[Interface dataset entries]
++++++
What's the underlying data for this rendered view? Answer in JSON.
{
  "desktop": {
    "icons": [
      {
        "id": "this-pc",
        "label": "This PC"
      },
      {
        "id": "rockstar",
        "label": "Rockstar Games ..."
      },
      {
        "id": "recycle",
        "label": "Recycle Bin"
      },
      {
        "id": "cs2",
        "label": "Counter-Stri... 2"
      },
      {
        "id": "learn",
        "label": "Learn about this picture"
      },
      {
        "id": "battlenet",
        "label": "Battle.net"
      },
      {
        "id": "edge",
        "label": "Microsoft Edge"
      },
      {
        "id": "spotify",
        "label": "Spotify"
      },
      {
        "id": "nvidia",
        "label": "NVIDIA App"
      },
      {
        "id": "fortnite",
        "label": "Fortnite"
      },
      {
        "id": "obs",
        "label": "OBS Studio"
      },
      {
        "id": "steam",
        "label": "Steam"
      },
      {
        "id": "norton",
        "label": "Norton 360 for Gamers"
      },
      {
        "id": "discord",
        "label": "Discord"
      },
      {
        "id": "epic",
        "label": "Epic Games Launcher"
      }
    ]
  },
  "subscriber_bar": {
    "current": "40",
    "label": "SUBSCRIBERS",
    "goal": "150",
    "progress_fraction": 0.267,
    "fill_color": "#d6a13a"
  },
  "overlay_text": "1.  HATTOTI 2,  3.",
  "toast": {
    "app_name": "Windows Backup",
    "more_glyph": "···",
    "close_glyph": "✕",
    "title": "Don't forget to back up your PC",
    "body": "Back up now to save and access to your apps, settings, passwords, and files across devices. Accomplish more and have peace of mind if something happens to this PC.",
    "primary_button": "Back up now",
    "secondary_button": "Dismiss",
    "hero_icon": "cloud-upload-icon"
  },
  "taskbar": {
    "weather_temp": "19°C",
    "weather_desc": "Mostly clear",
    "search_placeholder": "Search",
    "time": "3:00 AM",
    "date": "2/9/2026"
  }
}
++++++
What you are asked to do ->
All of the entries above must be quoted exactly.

Response for this exercise ->
What's the underlying data for this rendered view? Answer in JSON.
{
  "desktop": {
    "icons": [
      {
        "id": "this-pc",
        "label": "This PC"
      },
      {
        "id": "rockstar",
        "label": "Rockstar Games ..."
      },
      {
        "id": "recycle",
        "label": "Recycle Bin"
      },
      {
        "id": "cs2",
        "label": "Counter-Stri... 2"
      },
      {
        "id": "learn",
        "label": "Learn about this picture"
      },
      {
        "id": "battlenet",
        "label": "Battle.net"
      },
      {
        "id": "edge",
        "label": "Microsoft Edge"
      },
      {
        "id": "spotify",
        "label": "Spotify"
      },
      {
        "id": "nvidia",
        "label": "NVIDIA App"
      },
      {
        "id": "fortnite",
        "label": "Fortnite"
      },
      {
        "id": "obs",
        "label": "OBS Studio"
      },
      {
        "id": "steam",
        "label": "Steam"
      },
      {
        "id": "norton",
        "label": "Norton 360 for Gamers"
      },
      {
        "id": "discord",
        "label": "Discord"
      },
      {
        "id": "epic",
        "label": "Epic Games Launcher"
      }
    ]
  },
  "subscriber_bar": {
    "current": "40",
    "label": "SUBSCRIBERS",
    "goal": "150",
    "progress_fraction": 0.267,
    "fill_color": "#d6a13a"
  },
  "overlay_text": "1.  HATTOTI 2,  3.",
  "toast": {
    "app_name": "Windows Backup",
    "more_glyph": "···",
    "close_glyph": "✕",
    "title": "Don't forget to back up your PC",
    "body": "Back up now to save and access to your apps, settings, passwords, and files across devices. Accomplish more and have peace of mind if something happens to this PC.",
    "primary_button": "Back up now",
    "secondary_button": "Dismiss",
    "hero_icon": "cloud-upload-icon"
  },
  "taskbar": {
    "weather_temp": "19°C",
    "weather_desc": "Mostly clear",
    "search_placeholder": "Search",
    "time": "3:00 AM",
    "date": "2/9/2026"
  }
}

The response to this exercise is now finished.